Simon: We look for people who are passionate, collaborative, show integrity and knowledge and who are keen to learn and develop. We want people who are customer focused in their attitudes and their skills and who respect and value the people they work with.
Barry: When a candidate is being interviewed for a position with UBM, what is the most difficult interview question you ask?
Simon: During an interview, I want to find out how passionate a candidate is about his/her career and what they do away from work; how authentic he/she is, and how well he/she will adapt to our fast moving business. I like to ask questions that attempt to unearth the unguarded person. I’d say the most challenging question I like to ask is, ‘What are you most proud of?’ It’s simple, but displays so much in the manner in which a person chooses to answer.
Barry: How important are UBM values to the success of a new employee?
Simon: While there is no typical employee here as we employ people of diverse backgrounds, in various locations to do a huge range of functions, I do still believe that we are all united by professional excellence and an entrepreneurial spirit. It’s important for our new employees to feel welcomed into our culture and hopefully, inspired by our spirit. Just as we hope to be inspired by each new employee who enters the company.
Barry: UBM’s offer to new employees includes, “A fair remuneration policy, benefits and recognition.” Will you please give an example of what you mean by recognition?
Simon: As we always strive to ensure our customers have an amazing experience, we also want to ensure that our employees have that ‘wow’ experience too. We have several programs to recognise our employees including our internal awards program that is based upon our strategic values. We also have many levels of development programs for outstanding candidates and we offer a bonus program based upon short and long term goals. Just as we continue to innovate for our customers, we also continue to innovate for our employees, and we are frequently coming up with new and creative ways to engage and recognise our employees.
Barry: How successful has your recruiting and maintaining employees been particularly in an age when people change their jobs 7-8 times throughout their careers?

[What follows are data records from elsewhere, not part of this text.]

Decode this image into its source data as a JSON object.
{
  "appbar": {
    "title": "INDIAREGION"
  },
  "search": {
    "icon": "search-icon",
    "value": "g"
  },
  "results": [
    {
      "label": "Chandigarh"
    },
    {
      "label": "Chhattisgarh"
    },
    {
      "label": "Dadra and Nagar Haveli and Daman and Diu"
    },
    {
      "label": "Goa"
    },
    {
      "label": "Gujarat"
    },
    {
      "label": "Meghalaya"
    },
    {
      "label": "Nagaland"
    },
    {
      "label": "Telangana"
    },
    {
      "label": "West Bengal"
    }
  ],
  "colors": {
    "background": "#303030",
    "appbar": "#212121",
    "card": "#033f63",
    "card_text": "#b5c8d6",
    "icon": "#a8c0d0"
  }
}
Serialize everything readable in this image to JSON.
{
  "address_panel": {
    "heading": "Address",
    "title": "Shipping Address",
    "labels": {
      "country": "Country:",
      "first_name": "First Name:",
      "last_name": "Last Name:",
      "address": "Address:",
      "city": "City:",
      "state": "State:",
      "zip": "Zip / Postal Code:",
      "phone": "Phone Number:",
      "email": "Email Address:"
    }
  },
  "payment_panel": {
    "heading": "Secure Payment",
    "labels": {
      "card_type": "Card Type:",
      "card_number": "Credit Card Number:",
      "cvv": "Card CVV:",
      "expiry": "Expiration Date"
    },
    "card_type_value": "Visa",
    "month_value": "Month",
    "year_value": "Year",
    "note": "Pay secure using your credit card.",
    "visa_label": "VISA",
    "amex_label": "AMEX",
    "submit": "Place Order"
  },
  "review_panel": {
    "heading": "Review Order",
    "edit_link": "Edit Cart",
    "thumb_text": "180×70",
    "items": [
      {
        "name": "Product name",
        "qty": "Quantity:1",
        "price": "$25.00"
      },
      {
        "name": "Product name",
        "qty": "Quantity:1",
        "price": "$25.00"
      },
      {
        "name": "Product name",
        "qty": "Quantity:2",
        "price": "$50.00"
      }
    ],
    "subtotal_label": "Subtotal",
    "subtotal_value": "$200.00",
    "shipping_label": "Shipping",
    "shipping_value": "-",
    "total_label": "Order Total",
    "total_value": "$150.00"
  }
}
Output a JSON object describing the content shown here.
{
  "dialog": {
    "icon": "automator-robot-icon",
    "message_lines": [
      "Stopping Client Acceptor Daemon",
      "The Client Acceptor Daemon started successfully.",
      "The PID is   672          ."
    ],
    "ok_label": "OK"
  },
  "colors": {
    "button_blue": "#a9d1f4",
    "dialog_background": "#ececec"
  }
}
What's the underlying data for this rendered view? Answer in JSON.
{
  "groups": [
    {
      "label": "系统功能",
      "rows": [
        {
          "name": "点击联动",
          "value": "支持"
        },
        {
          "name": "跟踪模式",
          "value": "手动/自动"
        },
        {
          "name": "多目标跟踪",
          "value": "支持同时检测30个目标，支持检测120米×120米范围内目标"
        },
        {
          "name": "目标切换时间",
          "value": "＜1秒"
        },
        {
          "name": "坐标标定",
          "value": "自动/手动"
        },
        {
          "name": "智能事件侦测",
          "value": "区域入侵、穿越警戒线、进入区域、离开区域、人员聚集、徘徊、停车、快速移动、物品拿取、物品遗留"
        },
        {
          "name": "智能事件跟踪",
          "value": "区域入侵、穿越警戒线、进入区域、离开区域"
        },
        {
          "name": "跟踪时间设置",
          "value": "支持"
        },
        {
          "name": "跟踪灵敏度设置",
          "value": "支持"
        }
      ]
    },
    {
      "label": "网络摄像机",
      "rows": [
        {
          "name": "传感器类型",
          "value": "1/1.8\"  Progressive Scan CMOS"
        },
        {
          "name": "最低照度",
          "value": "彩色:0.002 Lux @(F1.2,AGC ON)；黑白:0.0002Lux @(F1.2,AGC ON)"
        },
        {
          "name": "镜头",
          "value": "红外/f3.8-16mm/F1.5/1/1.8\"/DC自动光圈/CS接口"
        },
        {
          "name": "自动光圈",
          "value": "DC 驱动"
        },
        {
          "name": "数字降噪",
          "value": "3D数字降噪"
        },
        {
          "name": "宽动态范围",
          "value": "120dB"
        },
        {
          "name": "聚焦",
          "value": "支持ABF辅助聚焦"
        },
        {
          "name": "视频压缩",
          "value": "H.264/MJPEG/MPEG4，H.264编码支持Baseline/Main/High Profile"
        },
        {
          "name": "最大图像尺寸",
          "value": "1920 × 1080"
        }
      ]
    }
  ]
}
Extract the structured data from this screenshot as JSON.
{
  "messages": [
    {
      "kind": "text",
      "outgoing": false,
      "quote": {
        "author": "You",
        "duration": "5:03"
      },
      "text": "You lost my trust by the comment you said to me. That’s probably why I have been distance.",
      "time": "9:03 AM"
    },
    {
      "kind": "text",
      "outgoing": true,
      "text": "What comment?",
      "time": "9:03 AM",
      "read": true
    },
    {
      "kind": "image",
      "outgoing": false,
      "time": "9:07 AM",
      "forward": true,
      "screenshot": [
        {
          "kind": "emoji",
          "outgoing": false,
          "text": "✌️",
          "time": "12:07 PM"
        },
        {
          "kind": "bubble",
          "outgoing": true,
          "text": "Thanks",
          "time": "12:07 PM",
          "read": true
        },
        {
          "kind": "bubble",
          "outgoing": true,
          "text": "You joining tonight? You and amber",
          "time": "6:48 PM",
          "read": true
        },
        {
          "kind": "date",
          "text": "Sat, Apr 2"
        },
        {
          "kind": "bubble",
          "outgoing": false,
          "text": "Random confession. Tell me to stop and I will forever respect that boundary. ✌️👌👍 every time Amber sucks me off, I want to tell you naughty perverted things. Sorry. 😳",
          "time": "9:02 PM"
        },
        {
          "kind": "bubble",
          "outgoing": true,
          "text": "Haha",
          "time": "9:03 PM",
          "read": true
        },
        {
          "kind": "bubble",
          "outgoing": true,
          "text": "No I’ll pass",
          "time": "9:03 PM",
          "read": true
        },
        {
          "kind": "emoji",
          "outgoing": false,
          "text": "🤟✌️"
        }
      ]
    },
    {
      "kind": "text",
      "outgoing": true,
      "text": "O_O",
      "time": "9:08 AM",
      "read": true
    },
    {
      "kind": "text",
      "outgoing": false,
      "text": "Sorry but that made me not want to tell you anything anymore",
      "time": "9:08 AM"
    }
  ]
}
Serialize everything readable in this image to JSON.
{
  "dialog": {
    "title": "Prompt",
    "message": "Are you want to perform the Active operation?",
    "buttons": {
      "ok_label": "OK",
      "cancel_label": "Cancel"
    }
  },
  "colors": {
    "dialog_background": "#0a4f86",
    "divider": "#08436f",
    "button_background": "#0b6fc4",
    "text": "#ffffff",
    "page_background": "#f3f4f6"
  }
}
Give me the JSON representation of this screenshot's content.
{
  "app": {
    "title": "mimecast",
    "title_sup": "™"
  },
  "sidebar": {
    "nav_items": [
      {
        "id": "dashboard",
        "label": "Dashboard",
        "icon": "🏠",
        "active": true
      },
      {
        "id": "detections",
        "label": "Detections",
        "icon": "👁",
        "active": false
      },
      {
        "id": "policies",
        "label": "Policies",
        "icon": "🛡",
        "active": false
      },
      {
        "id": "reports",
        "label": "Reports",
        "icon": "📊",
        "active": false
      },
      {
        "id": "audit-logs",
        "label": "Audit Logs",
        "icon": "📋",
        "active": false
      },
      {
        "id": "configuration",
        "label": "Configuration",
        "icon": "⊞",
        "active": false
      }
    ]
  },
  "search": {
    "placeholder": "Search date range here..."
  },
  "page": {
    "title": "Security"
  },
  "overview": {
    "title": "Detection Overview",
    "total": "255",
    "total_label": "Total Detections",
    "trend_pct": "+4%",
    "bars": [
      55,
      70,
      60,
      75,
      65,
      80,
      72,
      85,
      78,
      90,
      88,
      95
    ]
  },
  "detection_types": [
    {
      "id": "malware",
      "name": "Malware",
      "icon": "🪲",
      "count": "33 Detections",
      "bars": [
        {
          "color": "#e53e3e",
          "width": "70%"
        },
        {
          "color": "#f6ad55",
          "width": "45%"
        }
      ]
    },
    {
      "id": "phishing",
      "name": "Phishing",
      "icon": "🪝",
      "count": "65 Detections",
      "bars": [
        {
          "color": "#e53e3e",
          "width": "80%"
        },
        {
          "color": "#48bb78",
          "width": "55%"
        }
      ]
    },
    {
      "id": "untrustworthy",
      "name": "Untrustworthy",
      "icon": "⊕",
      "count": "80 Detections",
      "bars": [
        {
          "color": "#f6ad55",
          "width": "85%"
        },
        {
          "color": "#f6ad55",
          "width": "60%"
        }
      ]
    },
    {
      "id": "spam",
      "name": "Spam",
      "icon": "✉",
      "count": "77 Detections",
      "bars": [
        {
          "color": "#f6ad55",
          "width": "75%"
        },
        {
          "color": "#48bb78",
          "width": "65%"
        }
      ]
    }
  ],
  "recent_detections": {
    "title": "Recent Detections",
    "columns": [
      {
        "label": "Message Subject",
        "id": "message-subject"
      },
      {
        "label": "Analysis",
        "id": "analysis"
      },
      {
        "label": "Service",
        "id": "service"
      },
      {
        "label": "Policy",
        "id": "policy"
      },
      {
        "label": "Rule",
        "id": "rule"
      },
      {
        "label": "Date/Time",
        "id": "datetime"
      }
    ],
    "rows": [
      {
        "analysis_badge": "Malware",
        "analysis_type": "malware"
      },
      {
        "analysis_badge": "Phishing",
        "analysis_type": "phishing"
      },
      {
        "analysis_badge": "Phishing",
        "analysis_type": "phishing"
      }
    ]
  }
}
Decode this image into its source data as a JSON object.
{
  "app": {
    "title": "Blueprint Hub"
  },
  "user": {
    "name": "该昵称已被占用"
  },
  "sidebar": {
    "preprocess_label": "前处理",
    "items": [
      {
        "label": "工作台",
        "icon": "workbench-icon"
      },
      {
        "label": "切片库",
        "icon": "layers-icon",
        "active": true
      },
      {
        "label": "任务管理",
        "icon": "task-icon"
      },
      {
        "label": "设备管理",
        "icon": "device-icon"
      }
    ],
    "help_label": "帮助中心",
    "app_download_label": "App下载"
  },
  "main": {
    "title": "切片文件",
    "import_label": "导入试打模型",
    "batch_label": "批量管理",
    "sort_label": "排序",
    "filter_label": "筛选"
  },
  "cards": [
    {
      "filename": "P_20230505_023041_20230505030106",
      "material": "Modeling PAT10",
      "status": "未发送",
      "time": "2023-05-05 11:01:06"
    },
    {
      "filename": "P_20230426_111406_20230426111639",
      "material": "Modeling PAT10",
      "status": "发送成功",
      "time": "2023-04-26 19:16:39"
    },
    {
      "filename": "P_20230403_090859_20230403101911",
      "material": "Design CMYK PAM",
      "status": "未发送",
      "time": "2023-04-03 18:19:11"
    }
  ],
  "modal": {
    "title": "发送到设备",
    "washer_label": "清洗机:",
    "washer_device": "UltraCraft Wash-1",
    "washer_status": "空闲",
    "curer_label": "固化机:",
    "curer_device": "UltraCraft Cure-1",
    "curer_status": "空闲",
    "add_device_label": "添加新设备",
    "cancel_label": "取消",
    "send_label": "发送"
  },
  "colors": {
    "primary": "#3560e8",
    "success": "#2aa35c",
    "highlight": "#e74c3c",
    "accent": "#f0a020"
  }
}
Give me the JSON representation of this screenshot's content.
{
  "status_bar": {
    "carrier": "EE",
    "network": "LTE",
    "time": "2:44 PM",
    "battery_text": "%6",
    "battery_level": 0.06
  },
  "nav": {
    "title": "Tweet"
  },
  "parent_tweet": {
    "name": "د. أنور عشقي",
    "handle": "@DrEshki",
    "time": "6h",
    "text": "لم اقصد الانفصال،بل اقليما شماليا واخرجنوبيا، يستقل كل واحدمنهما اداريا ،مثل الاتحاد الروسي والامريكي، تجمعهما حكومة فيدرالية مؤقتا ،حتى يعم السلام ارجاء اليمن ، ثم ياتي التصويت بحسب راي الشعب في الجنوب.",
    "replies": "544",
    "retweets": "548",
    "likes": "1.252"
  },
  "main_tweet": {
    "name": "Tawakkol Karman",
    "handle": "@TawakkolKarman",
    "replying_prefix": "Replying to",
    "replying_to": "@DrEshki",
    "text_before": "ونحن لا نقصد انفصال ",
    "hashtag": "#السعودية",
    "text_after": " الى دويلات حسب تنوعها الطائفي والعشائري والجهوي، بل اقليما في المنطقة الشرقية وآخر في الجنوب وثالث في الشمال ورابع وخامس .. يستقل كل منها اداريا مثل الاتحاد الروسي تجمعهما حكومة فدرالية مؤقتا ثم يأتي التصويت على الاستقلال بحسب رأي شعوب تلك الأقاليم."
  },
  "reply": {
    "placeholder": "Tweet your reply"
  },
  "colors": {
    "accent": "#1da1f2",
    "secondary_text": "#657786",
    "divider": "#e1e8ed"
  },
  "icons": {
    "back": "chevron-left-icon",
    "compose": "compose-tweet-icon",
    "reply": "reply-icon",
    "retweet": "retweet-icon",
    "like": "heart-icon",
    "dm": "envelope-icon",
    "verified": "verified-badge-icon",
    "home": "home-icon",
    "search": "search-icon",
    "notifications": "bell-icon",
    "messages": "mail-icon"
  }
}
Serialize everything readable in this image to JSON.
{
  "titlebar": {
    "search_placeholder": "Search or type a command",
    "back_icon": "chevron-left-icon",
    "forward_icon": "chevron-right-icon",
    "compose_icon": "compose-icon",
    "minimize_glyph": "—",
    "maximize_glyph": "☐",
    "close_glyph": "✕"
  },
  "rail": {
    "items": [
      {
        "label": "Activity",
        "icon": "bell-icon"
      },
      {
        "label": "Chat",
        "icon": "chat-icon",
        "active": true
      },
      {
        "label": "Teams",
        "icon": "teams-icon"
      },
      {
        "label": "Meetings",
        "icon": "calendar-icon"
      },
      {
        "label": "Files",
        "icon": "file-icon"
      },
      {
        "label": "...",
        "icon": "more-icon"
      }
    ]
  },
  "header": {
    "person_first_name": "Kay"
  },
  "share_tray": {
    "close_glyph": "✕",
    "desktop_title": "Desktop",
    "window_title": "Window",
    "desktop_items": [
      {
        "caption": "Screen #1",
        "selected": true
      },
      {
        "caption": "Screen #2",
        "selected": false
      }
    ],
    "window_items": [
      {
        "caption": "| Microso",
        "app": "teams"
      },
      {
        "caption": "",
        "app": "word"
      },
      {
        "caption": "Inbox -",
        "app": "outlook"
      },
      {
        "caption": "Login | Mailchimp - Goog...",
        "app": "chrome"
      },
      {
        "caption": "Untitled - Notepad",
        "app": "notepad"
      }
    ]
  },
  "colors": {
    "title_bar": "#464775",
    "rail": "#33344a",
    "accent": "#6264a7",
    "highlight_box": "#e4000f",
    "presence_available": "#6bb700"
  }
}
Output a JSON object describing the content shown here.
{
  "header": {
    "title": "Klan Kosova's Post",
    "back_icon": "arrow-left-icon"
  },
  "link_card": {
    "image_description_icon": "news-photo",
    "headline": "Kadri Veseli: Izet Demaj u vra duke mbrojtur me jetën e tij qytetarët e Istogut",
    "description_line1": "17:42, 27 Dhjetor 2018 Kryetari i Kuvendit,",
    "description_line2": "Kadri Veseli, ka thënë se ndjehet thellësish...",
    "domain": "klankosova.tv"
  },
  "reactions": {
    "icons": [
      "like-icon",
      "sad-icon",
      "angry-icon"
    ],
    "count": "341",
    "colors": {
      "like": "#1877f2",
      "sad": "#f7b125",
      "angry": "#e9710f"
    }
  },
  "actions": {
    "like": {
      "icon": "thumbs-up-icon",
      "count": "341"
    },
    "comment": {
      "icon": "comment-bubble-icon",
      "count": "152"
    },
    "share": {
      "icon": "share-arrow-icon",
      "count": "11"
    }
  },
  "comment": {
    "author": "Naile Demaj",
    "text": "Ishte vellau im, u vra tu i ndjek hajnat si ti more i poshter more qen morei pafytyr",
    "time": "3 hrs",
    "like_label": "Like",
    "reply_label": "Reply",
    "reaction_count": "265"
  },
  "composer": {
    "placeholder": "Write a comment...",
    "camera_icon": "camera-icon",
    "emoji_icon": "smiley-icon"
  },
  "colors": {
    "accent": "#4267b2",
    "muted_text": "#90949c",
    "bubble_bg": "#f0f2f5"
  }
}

Simon: As you say, the job market, and business in general, is evolving and people are not staying at one company for their entire career. We have robust recruitment and retention programs which focus on reward and recognition, developing high performers, and having a strong succession planning process in place. However, I believe the real core to our success with employees is our innovative and entrepreneurial culture. We try to give people the freedom to create, to be flexible with their time, and to have fun while doing it. I think these simple ideas are key to keeping our employees engaged, and to recruiting new employees.
Barry: If you could predict five years into the future, what changes would we see in the exhibition and events industry?
Simon: In five years time, I think we’ll see enhanced business communities that will do so much more than just engage an audience. No longer will there only be an annual exhibition where people congregate to create a micro-world for 3 days and then go home to forget about this for another year. Instead, we’ll see networking, collaboration, and commercial business happening all year round in multifaceted communities that will be accessible by several mediums. We’ll see companies becoming better and better at being agile in the method they deliver their services. Further, we’ll see outstanding experience become a top priority for those face-to-face events, and that will still be important in 5, 10, or 20 years’ time.